Calls for Papers
International Congress on Medieval Studies (Kalamazoo, Michigan, USA, 14-17 May 2017)
The generation which ‘grew up’ with J. K. Rowling’s Harry Potter are now young scholars going into doctoral training and embarking on academic careers. The session explores the visions and versions of the Middle Ages which, like Rowling’s, can serve to spark interest in an era where students are increasingly unlikely to encounter the medieval period through their elementary and high school years. What kinds of medievalist texts are written for children and young people? How are decidedly adult Middle Ages-influenced texts like “Game of Thrones” impacting them? What ideas about the Middle Ages are taught to young people through popular fiction?
International Medieval Congress (Leeds, UK, 3-6 July 2017)
“Other Worlds: Speculative Medievalisms”
This session takes up this year’s conference theme “Others,” seeking papers which explore the ways that medievalism shapes the (currently) impossible worlds of speculative fiction. What are the tensions between history and the imagination? How ‘medieval’ can a science-fiction text set in the future be? What is the significance of signs of the Middle Ages? The session is open to papers addressing any text/s where speculative fictions and medievalisms meet.
Please send an abstract of 200-250 words and a short biography to firstname.lastname@example.org by 30th August.

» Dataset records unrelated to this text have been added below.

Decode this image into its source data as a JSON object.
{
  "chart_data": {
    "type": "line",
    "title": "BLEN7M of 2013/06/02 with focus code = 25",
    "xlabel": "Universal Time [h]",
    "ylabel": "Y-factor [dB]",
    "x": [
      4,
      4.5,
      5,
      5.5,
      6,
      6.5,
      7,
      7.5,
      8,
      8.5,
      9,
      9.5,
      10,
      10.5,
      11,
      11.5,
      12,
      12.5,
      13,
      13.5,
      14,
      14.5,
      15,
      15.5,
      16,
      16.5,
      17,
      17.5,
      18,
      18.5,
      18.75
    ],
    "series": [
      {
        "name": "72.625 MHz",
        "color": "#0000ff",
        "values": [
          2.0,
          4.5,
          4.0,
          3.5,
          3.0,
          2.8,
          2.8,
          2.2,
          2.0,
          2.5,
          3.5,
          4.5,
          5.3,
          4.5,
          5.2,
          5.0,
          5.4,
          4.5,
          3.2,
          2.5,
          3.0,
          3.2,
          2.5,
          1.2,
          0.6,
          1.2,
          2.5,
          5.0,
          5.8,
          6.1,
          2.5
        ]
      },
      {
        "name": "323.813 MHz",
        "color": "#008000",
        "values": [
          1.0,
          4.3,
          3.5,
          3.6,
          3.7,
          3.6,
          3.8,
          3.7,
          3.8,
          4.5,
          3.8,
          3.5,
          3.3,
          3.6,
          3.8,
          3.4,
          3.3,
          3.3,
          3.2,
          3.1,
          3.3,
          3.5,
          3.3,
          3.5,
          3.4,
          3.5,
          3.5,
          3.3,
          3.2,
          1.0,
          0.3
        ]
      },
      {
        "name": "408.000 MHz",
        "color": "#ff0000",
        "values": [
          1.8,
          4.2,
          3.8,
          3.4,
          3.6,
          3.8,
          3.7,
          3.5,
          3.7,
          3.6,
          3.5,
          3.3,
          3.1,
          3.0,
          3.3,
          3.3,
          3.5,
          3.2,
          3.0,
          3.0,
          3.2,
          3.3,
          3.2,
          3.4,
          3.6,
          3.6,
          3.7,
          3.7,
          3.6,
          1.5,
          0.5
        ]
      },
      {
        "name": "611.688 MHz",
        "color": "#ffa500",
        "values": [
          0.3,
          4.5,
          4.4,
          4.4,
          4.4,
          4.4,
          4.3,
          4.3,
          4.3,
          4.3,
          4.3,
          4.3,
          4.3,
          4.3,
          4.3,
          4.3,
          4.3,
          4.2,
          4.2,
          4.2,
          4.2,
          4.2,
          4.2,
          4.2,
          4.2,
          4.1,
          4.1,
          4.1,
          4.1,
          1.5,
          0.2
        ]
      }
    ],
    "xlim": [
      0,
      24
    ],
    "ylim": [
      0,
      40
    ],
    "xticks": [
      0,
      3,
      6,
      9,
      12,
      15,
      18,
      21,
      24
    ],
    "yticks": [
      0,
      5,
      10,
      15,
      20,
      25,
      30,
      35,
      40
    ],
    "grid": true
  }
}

There is also the possibility of proposing the round table on “Unconventional Medievalisms” which has not been approved for Kalamazoo to the Leeds conference. [Information about a similar attempt is here.] The session would seek contributions which focus on either instances of medievalism which occur unexpectedly or unusually–such as in television advertising for the AirBnB accommodation service–or which do unconventional things in genres which are commonly medievalist. If you are interested in being part of this (you could do a full paper in the other session too in theory) drop us a few lines outlining what you’d like to talk about to let us know.
Pat Bracewell brings Medieval Science Fiction to the Society’s attention. She writes of it
From the science and fictions of Beowulf to the medieval and post-medieval appearances of the Green Children of Woolpit; from time travel in the legend of the Seven Sleepers to the medievalism of Star Trek; from manmade marvels in medieval manuscripts to the blurring of medieval magic and futuristic technology in tales of the dying earth, the chapters repeatedly rethink the simplistic divides that have been set up between modern and pre-modern texts.
More contributions and member news are always welcome. Please send them along!
This report is also posted to the Society blog.